Start of Block

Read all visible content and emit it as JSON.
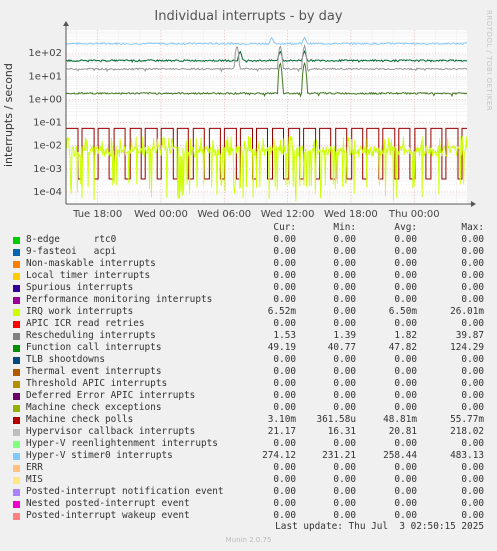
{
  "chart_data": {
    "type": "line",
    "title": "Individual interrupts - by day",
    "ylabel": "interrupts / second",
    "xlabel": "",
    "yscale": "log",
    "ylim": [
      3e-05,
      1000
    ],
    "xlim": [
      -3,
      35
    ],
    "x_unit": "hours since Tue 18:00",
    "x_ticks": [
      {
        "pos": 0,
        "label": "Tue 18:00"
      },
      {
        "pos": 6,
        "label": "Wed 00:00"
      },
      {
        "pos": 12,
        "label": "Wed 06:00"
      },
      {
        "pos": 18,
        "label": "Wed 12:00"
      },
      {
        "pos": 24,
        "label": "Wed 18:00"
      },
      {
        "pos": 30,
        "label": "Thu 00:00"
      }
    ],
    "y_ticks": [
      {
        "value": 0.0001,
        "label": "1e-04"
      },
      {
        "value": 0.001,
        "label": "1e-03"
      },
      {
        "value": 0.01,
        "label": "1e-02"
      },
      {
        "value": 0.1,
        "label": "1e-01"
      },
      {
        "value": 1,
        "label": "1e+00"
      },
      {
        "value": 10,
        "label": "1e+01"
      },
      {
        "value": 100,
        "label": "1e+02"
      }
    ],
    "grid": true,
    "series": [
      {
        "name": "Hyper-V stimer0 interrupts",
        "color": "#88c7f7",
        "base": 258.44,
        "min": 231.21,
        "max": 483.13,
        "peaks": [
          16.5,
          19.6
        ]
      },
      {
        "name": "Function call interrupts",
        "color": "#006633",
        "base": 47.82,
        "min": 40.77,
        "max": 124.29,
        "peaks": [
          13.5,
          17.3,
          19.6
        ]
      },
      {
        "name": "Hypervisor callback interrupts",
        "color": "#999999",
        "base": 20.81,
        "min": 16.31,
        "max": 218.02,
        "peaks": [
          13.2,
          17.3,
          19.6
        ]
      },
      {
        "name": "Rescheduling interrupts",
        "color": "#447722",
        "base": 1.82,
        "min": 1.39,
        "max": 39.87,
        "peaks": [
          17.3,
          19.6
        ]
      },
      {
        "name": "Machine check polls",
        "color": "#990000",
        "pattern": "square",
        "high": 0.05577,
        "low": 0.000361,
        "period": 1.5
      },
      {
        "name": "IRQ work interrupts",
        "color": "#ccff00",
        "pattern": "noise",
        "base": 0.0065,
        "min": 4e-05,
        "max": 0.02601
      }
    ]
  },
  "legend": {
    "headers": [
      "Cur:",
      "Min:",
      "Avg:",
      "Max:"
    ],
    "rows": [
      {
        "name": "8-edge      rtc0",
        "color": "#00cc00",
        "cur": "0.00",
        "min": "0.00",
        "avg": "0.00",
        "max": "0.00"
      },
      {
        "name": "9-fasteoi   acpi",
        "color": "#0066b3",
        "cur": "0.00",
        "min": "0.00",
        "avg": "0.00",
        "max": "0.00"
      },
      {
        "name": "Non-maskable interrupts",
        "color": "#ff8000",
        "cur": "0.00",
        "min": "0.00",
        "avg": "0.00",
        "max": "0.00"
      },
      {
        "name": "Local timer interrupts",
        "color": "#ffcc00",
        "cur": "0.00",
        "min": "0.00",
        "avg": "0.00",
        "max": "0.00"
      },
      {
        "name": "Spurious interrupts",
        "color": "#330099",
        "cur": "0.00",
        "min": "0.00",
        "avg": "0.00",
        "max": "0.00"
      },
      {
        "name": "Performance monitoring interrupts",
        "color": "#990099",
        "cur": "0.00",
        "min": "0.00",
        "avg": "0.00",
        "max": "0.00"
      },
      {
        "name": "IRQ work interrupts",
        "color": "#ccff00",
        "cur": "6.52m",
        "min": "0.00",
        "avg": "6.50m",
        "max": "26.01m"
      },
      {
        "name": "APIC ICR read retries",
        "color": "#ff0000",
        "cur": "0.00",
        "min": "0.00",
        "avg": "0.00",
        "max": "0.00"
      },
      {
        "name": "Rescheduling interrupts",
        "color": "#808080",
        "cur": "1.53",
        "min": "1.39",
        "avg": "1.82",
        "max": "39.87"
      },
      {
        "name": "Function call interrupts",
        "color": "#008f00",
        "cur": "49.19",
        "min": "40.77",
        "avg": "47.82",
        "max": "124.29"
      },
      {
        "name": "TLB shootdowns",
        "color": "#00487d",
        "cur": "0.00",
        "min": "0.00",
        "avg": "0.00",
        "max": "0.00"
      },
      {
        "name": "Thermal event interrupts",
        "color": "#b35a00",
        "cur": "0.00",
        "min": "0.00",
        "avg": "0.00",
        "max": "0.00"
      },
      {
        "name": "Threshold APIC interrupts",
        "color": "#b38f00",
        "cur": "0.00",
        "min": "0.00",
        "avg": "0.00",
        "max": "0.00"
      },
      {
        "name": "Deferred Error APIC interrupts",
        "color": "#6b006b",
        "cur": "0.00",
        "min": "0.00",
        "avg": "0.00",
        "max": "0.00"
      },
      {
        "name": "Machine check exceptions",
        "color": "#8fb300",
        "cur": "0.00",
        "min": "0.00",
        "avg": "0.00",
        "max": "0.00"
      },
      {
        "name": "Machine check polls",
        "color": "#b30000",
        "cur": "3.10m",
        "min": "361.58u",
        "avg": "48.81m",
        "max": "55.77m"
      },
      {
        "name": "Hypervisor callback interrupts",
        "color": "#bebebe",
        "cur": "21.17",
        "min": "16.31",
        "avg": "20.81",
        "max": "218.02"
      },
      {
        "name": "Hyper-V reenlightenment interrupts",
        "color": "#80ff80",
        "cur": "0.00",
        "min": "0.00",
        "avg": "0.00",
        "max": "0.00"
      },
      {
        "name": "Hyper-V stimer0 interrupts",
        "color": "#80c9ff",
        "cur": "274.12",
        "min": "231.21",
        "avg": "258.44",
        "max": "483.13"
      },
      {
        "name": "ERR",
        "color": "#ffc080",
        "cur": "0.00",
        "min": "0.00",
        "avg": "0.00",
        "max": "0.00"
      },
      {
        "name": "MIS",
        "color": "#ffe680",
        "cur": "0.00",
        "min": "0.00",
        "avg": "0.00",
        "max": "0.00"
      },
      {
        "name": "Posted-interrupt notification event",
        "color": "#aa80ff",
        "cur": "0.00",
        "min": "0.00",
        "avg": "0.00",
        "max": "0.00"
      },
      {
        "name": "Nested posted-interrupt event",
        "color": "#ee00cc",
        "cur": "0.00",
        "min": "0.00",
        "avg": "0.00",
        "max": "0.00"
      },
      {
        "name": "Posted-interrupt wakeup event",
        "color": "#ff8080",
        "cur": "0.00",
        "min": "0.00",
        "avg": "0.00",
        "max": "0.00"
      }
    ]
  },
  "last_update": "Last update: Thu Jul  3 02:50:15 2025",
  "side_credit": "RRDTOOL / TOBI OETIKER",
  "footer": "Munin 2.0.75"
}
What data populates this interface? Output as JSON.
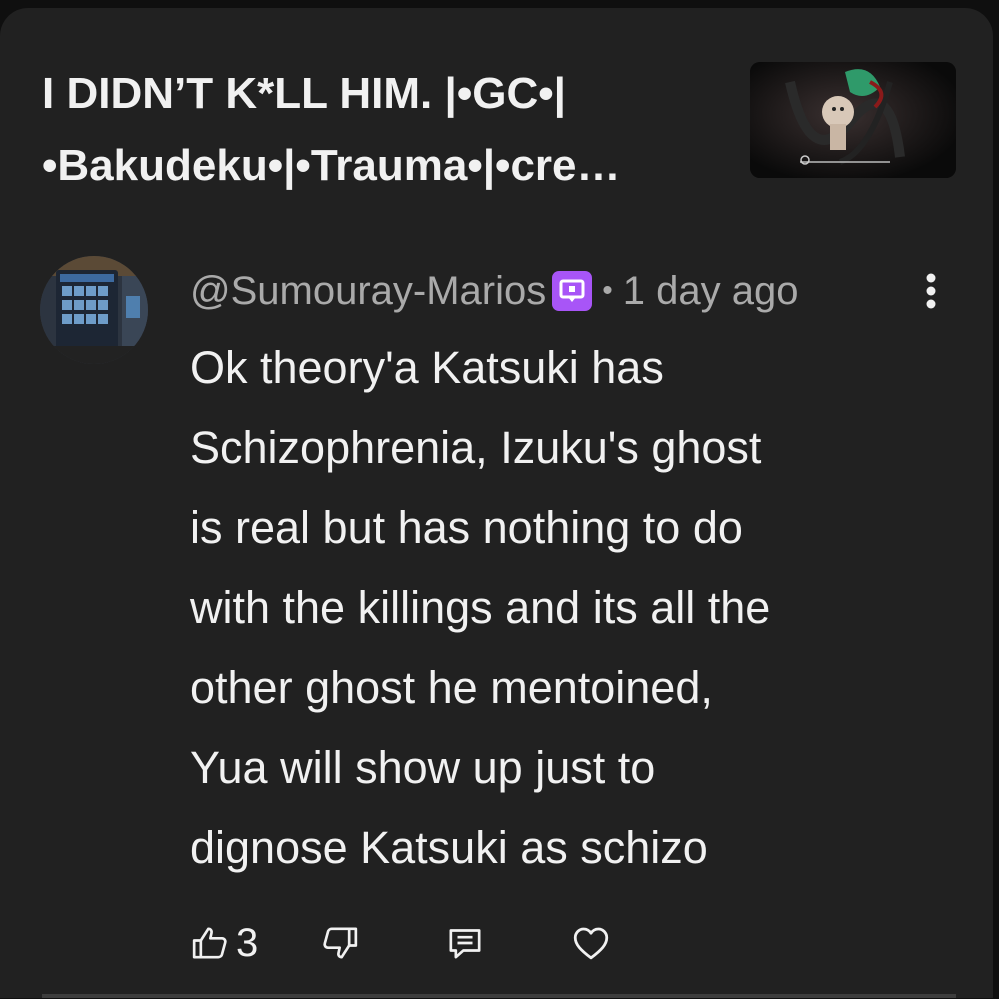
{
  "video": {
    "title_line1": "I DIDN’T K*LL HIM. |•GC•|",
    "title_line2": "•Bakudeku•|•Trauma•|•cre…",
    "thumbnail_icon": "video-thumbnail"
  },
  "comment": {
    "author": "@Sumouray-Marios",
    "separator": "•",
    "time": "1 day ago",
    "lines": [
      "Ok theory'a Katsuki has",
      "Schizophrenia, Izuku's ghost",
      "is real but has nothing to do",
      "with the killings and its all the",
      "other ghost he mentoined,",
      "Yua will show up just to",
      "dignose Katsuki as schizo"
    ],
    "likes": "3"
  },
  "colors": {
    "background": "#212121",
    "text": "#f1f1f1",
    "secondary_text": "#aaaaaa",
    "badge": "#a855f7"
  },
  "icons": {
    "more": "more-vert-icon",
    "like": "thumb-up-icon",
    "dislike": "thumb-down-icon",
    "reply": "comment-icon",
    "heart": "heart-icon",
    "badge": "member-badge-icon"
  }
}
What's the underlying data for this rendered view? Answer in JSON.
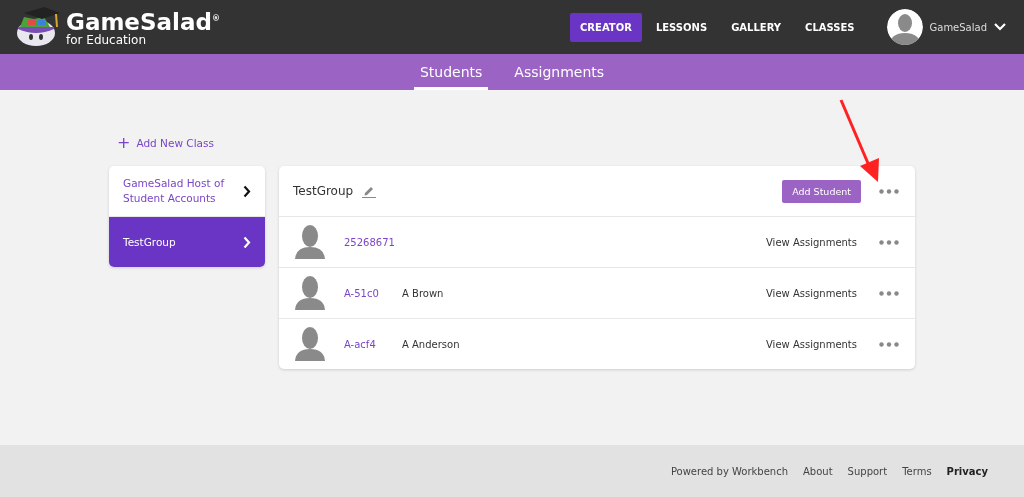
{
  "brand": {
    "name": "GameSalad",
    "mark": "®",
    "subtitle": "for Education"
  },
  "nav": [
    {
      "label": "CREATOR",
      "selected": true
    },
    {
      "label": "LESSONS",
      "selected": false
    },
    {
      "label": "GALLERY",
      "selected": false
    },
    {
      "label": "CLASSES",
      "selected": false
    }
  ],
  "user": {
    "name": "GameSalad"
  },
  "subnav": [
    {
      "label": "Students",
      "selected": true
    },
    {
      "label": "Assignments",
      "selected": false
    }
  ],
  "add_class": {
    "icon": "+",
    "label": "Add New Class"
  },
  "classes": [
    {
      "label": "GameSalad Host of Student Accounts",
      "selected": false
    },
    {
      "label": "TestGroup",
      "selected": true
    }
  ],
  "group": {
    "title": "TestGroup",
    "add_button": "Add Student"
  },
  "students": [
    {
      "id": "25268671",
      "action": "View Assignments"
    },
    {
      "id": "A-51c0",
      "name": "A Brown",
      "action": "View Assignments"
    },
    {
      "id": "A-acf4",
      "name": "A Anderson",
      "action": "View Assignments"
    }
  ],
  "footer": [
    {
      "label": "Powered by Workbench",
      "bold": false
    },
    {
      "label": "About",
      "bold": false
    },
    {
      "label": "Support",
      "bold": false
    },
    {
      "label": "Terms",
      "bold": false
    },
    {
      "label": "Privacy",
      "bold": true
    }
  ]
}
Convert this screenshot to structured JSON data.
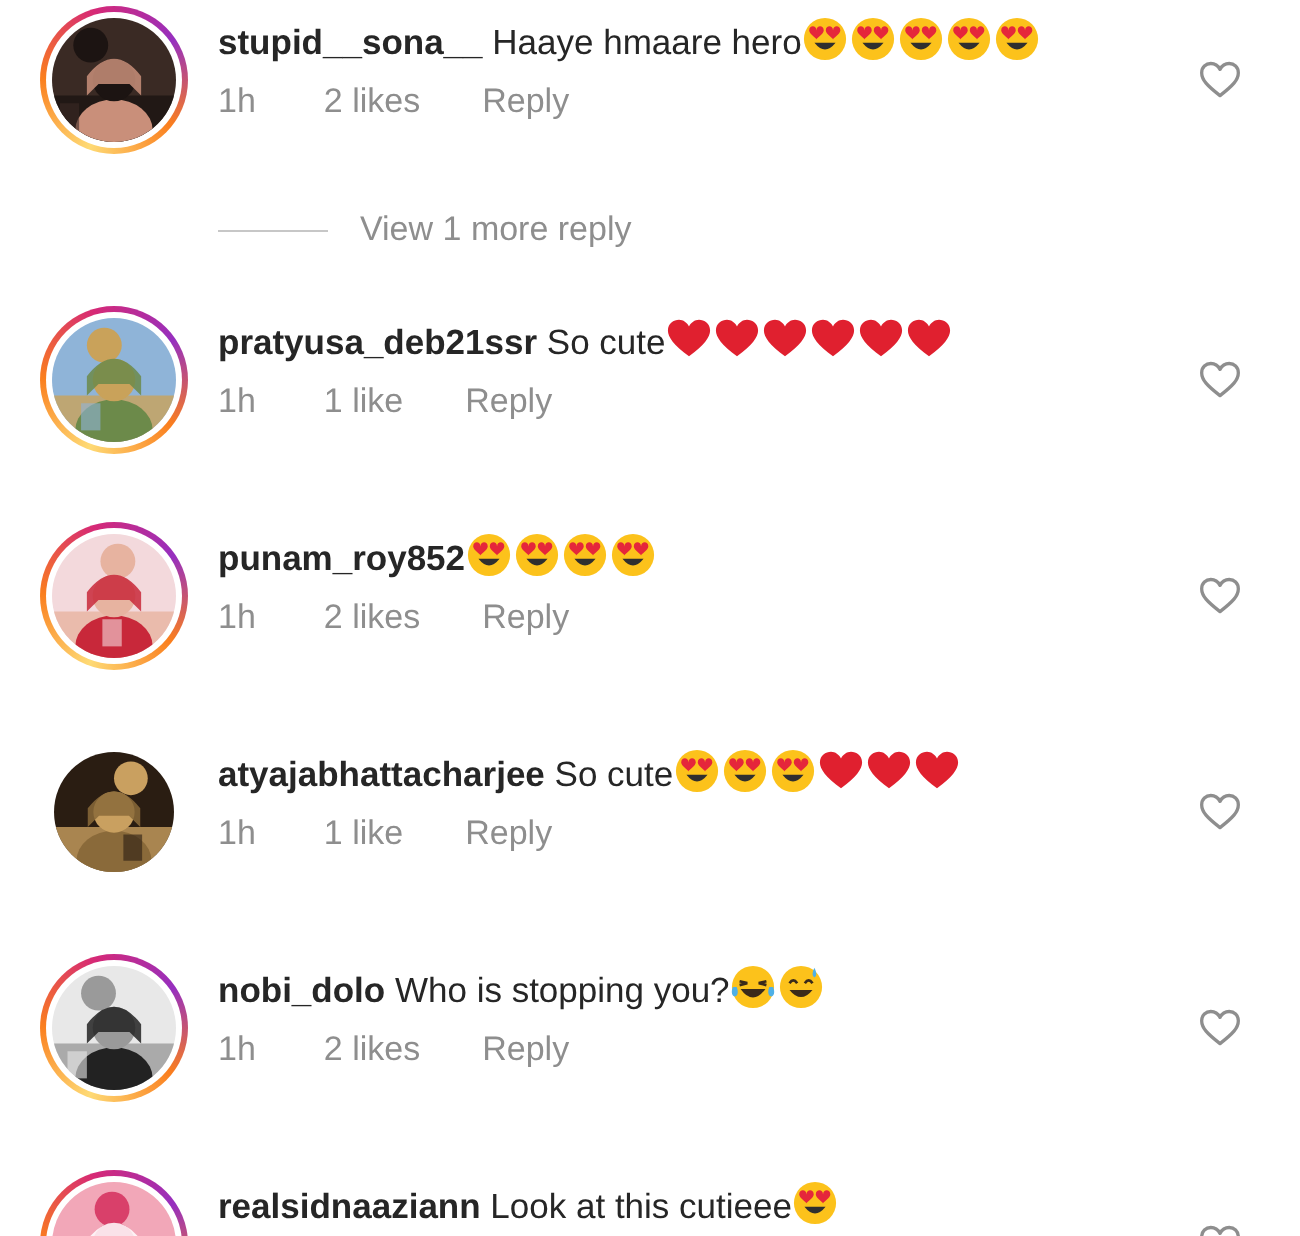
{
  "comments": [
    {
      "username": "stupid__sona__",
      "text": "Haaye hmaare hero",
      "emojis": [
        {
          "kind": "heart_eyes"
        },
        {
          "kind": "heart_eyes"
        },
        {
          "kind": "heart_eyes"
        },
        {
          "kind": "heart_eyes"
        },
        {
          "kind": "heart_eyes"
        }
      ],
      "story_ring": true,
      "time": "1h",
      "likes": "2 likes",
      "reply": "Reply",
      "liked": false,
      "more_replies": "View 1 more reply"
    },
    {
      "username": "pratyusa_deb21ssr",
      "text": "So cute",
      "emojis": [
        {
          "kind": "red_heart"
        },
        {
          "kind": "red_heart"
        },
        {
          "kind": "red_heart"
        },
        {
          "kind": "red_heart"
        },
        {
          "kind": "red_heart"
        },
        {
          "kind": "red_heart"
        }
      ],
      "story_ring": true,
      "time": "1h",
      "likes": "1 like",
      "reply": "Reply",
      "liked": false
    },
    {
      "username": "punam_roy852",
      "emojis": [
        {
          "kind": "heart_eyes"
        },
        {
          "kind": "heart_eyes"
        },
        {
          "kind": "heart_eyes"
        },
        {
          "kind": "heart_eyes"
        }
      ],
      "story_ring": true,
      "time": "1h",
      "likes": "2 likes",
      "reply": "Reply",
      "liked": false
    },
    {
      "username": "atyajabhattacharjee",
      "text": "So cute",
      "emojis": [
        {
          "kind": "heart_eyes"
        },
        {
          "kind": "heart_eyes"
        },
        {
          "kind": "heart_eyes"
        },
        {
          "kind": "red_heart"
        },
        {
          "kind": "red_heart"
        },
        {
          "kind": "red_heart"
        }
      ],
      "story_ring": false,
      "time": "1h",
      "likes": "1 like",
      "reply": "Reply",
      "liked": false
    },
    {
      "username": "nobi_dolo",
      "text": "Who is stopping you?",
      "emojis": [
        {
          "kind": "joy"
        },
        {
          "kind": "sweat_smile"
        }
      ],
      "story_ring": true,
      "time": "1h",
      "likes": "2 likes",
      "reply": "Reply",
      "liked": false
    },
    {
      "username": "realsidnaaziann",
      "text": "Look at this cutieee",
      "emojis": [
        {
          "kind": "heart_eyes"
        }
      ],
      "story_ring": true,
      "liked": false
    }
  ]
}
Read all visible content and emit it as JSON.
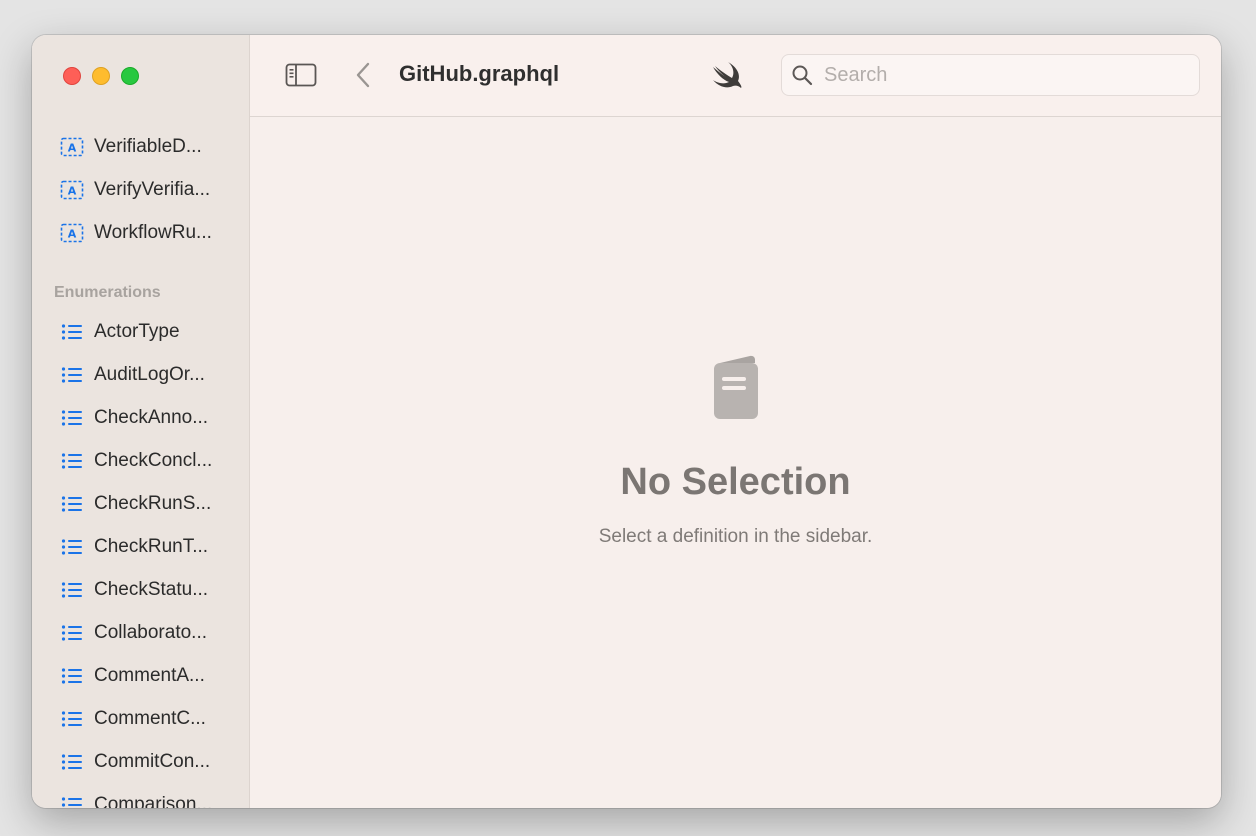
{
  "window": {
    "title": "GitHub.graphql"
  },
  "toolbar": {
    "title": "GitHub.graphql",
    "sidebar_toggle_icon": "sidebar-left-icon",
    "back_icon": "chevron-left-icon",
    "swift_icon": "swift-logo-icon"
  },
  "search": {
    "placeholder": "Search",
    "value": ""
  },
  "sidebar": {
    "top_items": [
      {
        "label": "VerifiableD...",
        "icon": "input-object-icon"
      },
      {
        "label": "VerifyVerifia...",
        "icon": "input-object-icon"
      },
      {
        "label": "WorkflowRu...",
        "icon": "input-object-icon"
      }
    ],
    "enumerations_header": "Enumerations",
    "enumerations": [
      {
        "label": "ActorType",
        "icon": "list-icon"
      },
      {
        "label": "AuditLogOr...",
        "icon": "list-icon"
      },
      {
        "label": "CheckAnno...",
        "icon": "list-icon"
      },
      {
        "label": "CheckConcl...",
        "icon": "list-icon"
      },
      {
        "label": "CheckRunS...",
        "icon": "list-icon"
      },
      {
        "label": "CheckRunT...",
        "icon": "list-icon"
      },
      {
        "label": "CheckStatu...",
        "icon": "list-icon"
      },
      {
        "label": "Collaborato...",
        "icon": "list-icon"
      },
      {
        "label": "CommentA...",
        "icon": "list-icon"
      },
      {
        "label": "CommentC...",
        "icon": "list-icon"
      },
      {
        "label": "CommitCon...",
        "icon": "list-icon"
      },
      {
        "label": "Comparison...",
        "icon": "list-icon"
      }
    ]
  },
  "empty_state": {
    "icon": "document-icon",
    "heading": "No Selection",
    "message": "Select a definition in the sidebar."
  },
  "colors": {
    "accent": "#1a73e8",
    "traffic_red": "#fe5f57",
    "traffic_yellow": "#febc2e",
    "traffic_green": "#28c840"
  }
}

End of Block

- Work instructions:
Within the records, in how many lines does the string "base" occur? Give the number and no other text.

- Answer area:
5